(by Matthias Samwald)

The first VoCamp ever was successfully completed this week at Oxford University. Tom Heath (Talis) and Jun Zhao (Oxford University) led us through two days devoted to creating new vocabularies, schemas and ontologies. The first day was mainly spent on finding common interests, getting to know each other, and identifying the vocabularies that needed to be created. The second day was spent on creating the vocabularies, first on paper, then on the computer.

Fabien Gandon introduced me to his interesting work around corporate ontologies, which I will explore in further detail for the KiWi project. We also made significant progress on developing a basic, common ontology for the representation of agreement, disagreement and discourse, based on SIOC, SCOT, FOAF and the bibliographic ontology. Such an ontology can be of great utility in many knowledge domains, such as biomedical research or the representation of bug/issue reports in software development knowledge management (something that needs to be adressed for adapting the KiWi system for a use-case at Sun Microsystems). I will elaborate on these developments in separate blog posts next week.

In a very short timespan, the participants of the VoCamp created several new vocabularies, such as:

IRC Vocabulary

Participation Ontologies

UDO (Unified Discourse Ontology)


Evidence ontology

Whisky Ontology (yes, it’s an ontology about whiskey)

Journey Ontology

Data publishing, sharing, visualisation ontology

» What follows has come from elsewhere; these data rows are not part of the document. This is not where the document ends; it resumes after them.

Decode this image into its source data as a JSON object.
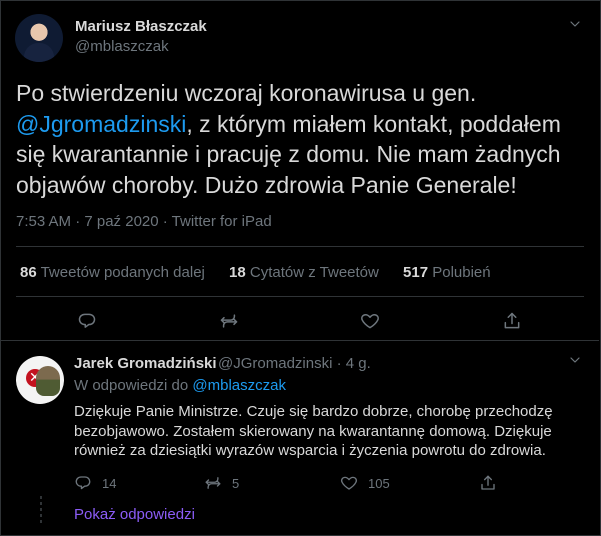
{
  "tweet": {
    "author_name": "Mariusz Błaszczak",
    "author_handle": "@mblaszczak",
    "text_line1": "Po stwierdzeniu wczoraj koronawirusa u gen.",
    "mention": "@Jgromadzinski",
    "text_line2_rest": ", z którym miałem kontakt, poddałem",
    "text_line3": "się kwarantannie i pracuję z domu. Nie mam żadnych",
    "text_line4": "objawów choroby. Dużo zdrowia Panie Generale!",
    "meta": "7:53 AM · 7 paź 2020 · Twitter for iPad",
    "stats": {
      "retweets_num": "86",
      "retweets_label": "Tweetów podanych dalej",
      "quotes_num": "18",
      "quotes_label": "Cytatów z Tweetów",
      "likes_num": "517",
      "likes_label": "Polubień"
    },
    "icons": {
      "more": "chevron-down-icon",
      "reply": "reply-icon",
      "retweet": "retweet-icon",
      "like": "heart-icon",
      "share": "share-icon"
    }
  },
  "reply": {
    "author_name": "Jarek Gromadziński",
    "author_handle_time": "@JGromadzinski · 4 g.",
    "in_reply_prefix": "W odpowiedzi do",
    "in_reply_mention": "@mblaszczak",
    "text_line1": "Dziękuje Panie Ministrze. Czuje się bardzo dobrze, chorobę przechodzę",
    "text_line2": "bezobjawowo. Zostałem skierowany na kwarantannę domową. Dziękuje",
    "text_line3": "również za dziesiątki wyrazów wsparcia i życzenia powrotu do zdrowia.",
    "counts": {
      "replies": "14",
      "retweets": "5",
      "likes": "105"
    },
    "show_replies": "Pokaż odpowiedzi"
  },
  "colors": {
    "background": "#000000",
    "text": "#d9d9d9",
    "muted": "#6e767d",
    "link": "#1d9bf0",
    "divider": "#2f3336",
    "show_replies": "#8b5cf6"
  }
}
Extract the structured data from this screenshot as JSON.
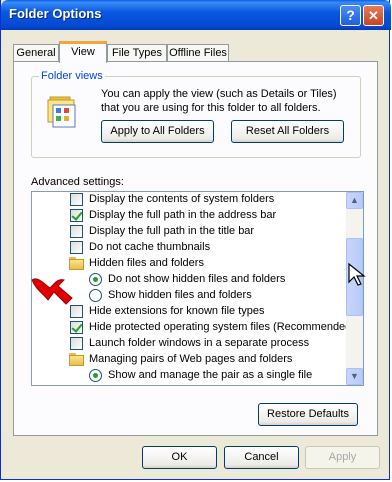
{
  "window": {
    "title": "Folder Options",
    "help_glyph": "?",
    "close_glyph": "✕"
  },
  "tabs": [
    "General",
    "View",
    "File Types",
    "Offline Files"
  ],
  "active_tab": "View",
  "folder_views": {
    "legend": "Folder views",
    "description": "You can apply the view (such as Details or Tiles) that you are using for this folder to all folders.",
    "apply_button": "Apply to All Folders",
    "reset_button": "Reset All Folders"
  },
  "advanced": {
    "label": "Advanced settings:",
    "items": [
      {
        "type": "checkbox",
        "checked": false,
        "label": "Display the contents of system folders"
      },
      {
        "type": "checkbox",
        "checked": true,
        "label": "Display the full path in the address bar"
      },
      {
        "type": "checkbox",
        "checked": false,
        "label": "Display the full path in the title bar"
      },
      {
        "type": "checkbox",
        "checked": false,
        "label": "Do not cache thumbnails"
      },
      {
        "type": "folder",
        "label": "Hidden files and folders"
      },
      {
        "type": "radio",
        "checked": true,
        "label": "Do not show hidden files and folders"
      },
      {
        "type": "radio",
        "checked": false,
        "label": "Show hidden files and folders"
      },
      {
        "type": "checkbox",
        "checked": false,
        "label": "Hide extensions for known file types"
      },
      {
        "type": "checkbox",
        "checked": true,
        "label": "Hide protected operating system files (Recommended)"
      },
      {
        "type": "checkbox",
        "checked": false,
        "label": "Launch folder windows in a separate process"
      },
      {
        "type": "folder",
        "label": "Managing pairs of Web pages and folders"
      },
      {
        "type": "radio",
        "checked": true,
        "label": "Show and manage the pair as a single file"
      }
    ],
    "scroll_up_glyph": "▲",
    "scroll_down_glyph": "▼"
  },
  "restore_defaults_button": "Restore Defaults",
  "footer": {
    "ok": "OK",
    "cancel": "Cancel",
    "apply": "Apply"
  },
  "colors": {
    "titlebar": "#0a58e0",
    "tab_highlight": "#f7a43a",
    "check_green": "#21a121",
    "annotation_red": "#e00000"
  }
}
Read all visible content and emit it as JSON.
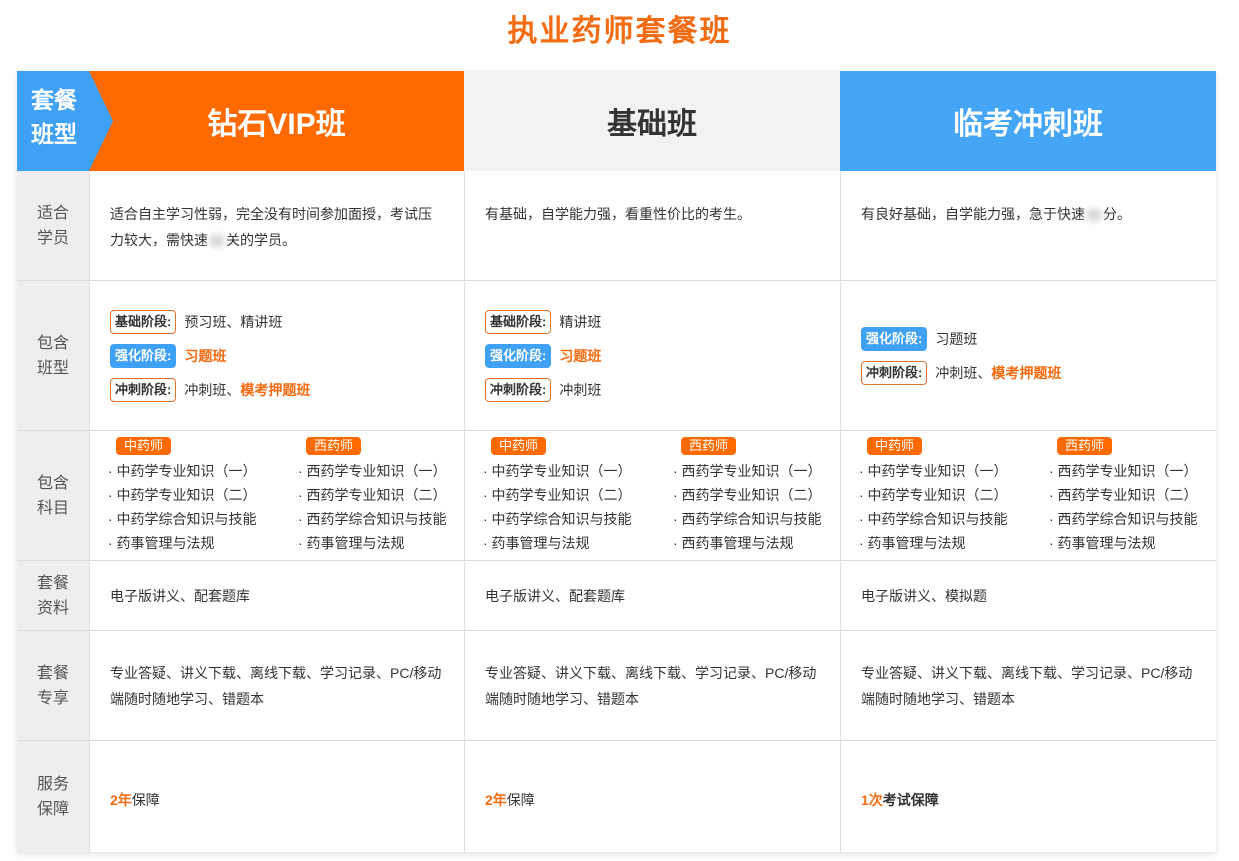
{
  "page_title": "执业药师套餐班",
  "header": {
    "corner_line1": "套餐",
    "corner_line2": "班型",
    "plans": [
      "钻石VIP班",
      "基础班",
      "临考冲刺班"
    ]
  },
  "row_labels": {
    "suitable": [
      "适合",
      "学员"
    ],
    "included_classes": [
      "包含",
      "班型"
    ],
    "subjects": [
      "包含",
      "科目"
    ],
    "materials": [
      "套餐",
      "资料"
    ],
    "exclusive": [
      "套餐",
      "专享"
    ],
    "service": [
      "服务",
      "保障"
    ]
  },
  "suitable": {
    "vip_part1": "适合自主学习性弱，完全没有时间参加面授，考试压力较大，需快速",
    "vip_part2": "关的学员。",
    "basic": "有基础，自学能力强，看重性价比的考生。",
    "sprint_part1": "有良好基础，自学能力强，急于快速",
    "sprint_part2": "分。"
  },
  "stages": {
    "foundation": "基础阶段:",
    "strengthen": "强化阶段:",
    "sprint": "冲刺阶段:"
  },
  "included_classes": {
    "vip": {
      "foundation": "预习班、精讲班",
      "strengthen": "习题班",
      "sprint_plain": "冲刺班、",
      "sprint_highlight": "模考押题班"
    },
    "basic": {
      "foundation": "精讲班",
      "strengthen": "习题班",
      "sprint": "冲刺班"
    },
    "sprint_plan": {
      "strengthen": "习题班",
      "sprint_plain": "冲刺班、",
      "sprint_highlight": "模考押题班"
    }
  },
  "subjects": {
    "tcm_badge": "中药师",
    "wm_badge": "西药师",
    "tcm": [
      "· 中药学专业知识（一）",
      "· 中药学专业知识（二）",
      "· 中药学综合知识与技能",
      "· 药事管理与法规"
    ],
    "wm_vip": [
      "· 西药学专业知识（一）",
      "· 西药学专业知识（二）",
      "· 西药学综合知识与技能",
      "· 药事管理与法规"
    ],
    "wm_basic": [
      "· 西药学专业知识（一）",
      "· 西药学专业知识（二）",
      "· 西药学综合知识与技能",
      "· 西药事管理与法规"
    ],
    "wm_sprint": [
      "· 西药学专业知识（一）",
      "· 西药学专业知识（二）",
      "· 西药学综合知识与技能",
      "· 药事管理与法规"
    ]
  },
  "materials": {
    "vip": "电子版讲义、配套题库",
    "basic": "电子版讲义、配套题库",
    "sprint": "电子版讲义、模拟题"
  },
  "exclusive": {
    "line1": "专业答疑、讲义下载、离线下载、学习记录、PC/移动",
    "line2": "端随时随地学习、错题本"
  },
  "service": {
    "vip_num": "2年",
    "vip_text": "保障",
    "basic_num": "2年",
    "basic_text": "保障",
    "sprint_num": "1次",
    "sprint_text": "考试保障"
  },
  "colors": {
    "accent_orange": "#ff6a00",
    "title_orange": "#f36c12",
    "accent_blue": "#3fa1f5",
    "label_gray": "#eeeeee"
  }
}
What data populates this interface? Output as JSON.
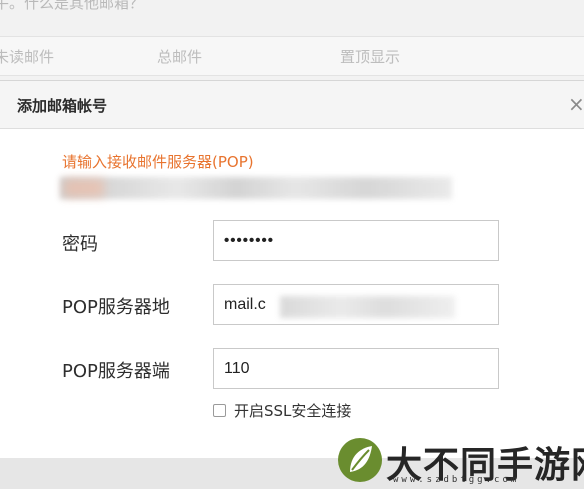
{
  "background": {
    "hint_text": "牛。什么是其他邮箱？",
    "tabs": [
      "未读邮件",
      "总邮件",
      "置顶显示"
    ]
  },
  "dialog": {
    "title": "添加邮箱帐号",
    "close_icon": "×",
    "instruction": "请输入接收邮件服务器(POP)",
    "fields": {
      "password": {
        "label": "密码",
        "value": "••••••••"
      },
      "pop_server": {
        "label": "POP服务器地",
        "value": "mail.c"
      },
      "pop_port": {
        "label": "POP服务器端",
        "value": "110"
      }
    },
    "ssl_checkbox": {
      "label": "开启SSL安全连接",
      "checked": false
    }
  },
  "watermark": {
    "brand": "大不同手游网",
    "url": "www.szdbtgg.com"
  },
  "colors": {
    "accent_orange": "#e8742f",
    "logo_green": "#6a8d2f"
  }
}
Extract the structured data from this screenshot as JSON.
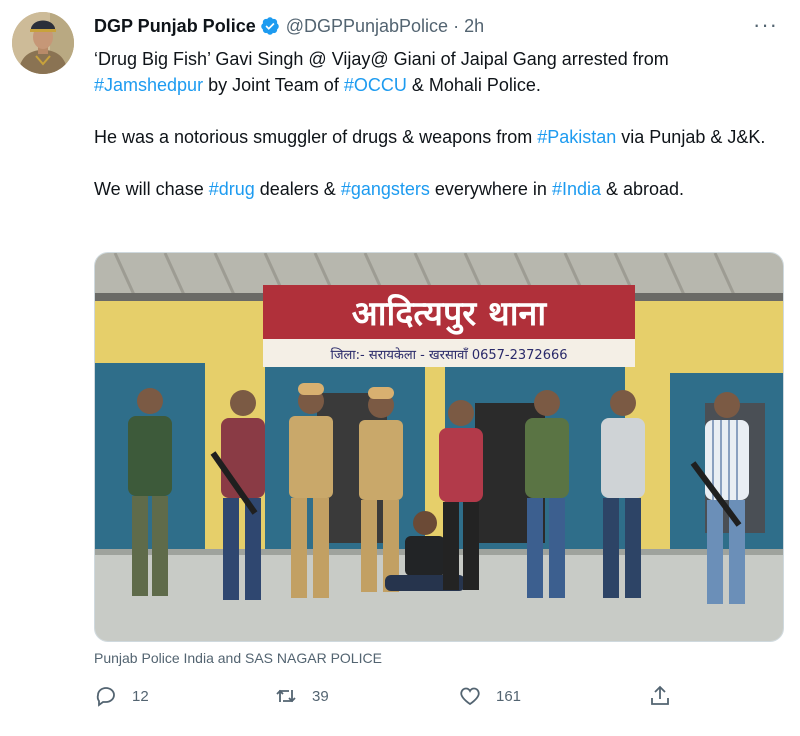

On the second day of the VoCamp I also held a short session called „Do OpenCyc and UMBEL know it?“, where I asked for classes and properties that others wanted to create in their developing vocabularies. It turned out that OpenCyc and UMBEL had a relatively good coverage of the terms that others were creating, including whiskey, evidence, or the relation that one person is the boss of another person (relevant for the corporate Semantic Web). I tried to emphasize that linking and re-using such existing entities was vital for the success of new vocabularies, and of the Semantic Web as a whole. Others objected that re-using such existing resources might not be possible given the often very specific requirements and short time-frames of some projects. Still, I think that linking to existing, large resources on the Semantic Web should have a very high priority when developing new vocabularies.

If you are interested in getting new vocabularies out, but did not get the chance to attend VoCamp Oxford: don’t worry, there are many VoCamps planned for the near future. The next VoCamp will already happen in November, and will be located at DERI Galway. The Semantic Web Company will host a VoCamp in Vienna next year.